Advisors often ask us about Social Security’s lump sum payment because they’ve read articles mentioning this option.
These articles often use an example like this: someone files and suspends at 66 with the goal of waiting until 70 to build delayed retirement credits of 8% each year but then is diagnosed with a terminal illness at 68. The client could then request a lump sum payment to act as though he were receiving a benefit amount as early as when he first suspended. We’ve heard rumblings about using this as a potential tax strategy, potentially creating a year or two of completely tax-free income. These articles fail to mention the risks and how this option doesn’t always help when trying to maximize Social Security. Before you suggest a lump sum payment, keep these factors in mind:
- This “strategy” doesn’t exist in the regulations. Rather, it only exists in the Program Operations Manual (POMS), which is what Social Security Administration offices follow.
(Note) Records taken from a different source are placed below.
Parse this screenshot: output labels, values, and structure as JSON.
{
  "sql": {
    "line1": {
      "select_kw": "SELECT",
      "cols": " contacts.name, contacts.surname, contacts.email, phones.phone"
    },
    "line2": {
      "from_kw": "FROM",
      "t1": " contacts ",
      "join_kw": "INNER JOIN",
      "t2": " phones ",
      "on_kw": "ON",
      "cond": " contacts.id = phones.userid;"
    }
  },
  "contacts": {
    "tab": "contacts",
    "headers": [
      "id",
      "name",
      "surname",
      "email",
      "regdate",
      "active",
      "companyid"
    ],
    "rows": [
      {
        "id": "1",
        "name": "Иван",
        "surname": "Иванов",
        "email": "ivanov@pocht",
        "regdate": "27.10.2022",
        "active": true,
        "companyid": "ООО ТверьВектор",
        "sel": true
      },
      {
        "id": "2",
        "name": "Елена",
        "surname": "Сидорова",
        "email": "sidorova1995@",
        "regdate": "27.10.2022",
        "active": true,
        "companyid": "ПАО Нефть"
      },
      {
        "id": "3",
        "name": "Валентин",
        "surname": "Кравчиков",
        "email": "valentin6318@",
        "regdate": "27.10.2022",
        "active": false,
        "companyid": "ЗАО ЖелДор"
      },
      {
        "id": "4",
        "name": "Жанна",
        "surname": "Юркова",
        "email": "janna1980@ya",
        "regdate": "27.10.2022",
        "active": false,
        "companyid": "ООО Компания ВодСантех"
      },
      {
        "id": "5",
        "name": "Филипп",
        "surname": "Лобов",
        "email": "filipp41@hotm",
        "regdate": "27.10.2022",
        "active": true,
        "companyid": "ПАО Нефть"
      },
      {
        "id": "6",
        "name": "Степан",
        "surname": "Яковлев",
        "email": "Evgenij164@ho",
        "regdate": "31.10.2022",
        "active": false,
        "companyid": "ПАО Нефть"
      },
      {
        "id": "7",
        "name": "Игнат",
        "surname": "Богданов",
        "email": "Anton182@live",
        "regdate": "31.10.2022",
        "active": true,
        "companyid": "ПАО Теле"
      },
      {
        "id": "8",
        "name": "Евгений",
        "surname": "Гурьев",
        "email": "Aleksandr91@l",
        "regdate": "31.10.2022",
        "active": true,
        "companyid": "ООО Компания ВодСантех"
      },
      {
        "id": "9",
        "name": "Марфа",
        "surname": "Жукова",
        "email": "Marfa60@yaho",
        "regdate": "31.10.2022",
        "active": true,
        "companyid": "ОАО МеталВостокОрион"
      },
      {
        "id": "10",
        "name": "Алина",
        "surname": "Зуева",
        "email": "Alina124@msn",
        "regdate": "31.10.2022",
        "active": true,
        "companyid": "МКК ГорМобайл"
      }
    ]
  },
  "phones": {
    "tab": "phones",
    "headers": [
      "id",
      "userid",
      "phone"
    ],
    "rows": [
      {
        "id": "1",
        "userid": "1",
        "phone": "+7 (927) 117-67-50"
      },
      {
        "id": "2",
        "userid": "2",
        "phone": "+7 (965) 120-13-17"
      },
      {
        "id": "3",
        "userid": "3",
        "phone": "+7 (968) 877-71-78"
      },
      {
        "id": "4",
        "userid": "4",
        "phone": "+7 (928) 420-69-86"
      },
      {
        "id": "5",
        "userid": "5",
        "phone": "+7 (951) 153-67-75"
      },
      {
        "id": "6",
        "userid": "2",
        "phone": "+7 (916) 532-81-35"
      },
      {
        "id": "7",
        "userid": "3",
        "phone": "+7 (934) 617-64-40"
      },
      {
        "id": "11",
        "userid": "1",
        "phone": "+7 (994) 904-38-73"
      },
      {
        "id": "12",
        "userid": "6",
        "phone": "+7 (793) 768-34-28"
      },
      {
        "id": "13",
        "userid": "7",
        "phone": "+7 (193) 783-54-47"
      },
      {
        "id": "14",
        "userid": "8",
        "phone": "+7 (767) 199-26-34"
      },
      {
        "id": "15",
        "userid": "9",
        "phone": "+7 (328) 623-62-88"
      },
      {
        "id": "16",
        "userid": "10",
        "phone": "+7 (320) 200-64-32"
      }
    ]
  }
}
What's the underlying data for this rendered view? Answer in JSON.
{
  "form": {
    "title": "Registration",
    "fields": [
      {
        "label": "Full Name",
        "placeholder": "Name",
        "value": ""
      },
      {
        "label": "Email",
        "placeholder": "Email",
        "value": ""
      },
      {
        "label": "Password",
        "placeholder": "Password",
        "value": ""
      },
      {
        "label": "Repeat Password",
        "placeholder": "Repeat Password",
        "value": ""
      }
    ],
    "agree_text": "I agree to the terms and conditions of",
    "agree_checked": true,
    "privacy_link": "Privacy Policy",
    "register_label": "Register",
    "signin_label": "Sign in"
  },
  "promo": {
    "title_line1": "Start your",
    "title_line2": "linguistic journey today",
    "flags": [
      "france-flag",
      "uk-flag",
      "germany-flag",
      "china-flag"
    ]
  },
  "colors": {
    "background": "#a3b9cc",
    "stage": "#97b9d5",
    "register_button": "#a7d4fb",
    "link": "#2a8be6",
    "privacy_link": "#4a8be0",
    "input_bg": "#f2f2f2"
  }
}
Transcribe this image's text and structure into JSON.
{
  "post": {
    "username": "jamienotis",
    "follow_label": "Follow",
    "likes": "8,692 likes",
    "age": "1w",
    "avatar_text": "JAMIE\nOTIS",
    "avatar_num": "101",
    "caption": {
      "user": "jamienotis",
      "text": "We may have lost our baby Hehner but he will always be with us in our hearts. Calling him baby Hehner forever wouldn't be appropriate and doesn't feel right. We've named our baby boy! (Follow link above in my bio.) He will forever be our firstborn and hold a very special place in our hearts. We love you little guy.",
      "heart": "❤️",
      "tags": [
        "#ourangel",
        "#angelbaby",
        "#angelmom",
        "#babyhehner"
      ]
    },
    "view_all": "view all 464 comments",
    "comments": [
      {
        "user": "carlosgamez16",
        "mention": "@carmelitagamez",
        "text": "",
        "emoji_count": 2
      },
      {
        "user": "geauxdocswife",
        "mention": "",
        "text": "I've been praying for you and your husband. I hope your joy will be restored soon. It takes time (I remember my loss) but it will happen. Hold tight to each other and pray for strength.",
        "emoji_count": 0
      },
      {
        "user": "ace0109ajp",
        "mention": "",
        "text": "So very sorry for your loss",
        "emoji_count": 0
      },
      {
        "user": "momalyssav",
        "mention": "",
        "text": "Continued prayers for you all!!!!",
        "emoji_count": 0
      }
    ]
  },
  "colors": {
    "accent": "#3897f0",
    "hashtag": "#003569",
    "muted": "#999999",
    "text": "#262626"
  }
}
The danger in relying upon POMS is that it can be changed quickly without legislative action. The best example of this was the modification of the previously unlimited withdrawal timeframe and the elimination of the retroactive voluntary suspension, both of which occurred in the Federal Register in December 2010. These were immediately effective, so anyone who took early benefits using this strategy was irreparably harmed.
- Your client will lose all delayed retirement credits earned after the age in which he or she started the suspended period.
- The survivor benefit will be based off the lower benefit amount.
- By filing and suspending at full retirement age, the client is not able to restrict only to spousal benefits since he or she has already filed for his or her own benefit.
- If the lump sum is a larger one, the client could move up to the next tax bracket.
- Be very careful about building the rest of an income strategy around a planned lump sum. For example, an advisor might suggest that a client file and suspend with the intent of taking a retroactive lump sum at 70, and in order to create a tax-free income for a couple of years, intentionally structure the rest of the portfolio with no planned distributions in that time period. If this rule changes, this client could be significantly harmed.
For a single person who has never married, this would make sense. But for clients possibly leaving loved ones behind, they could be missing out on other claiming decisions that could affect spousal and survivor benefits. If you are a subscriber and have questions, contact us at 877.844.7213.
Not a subscriber?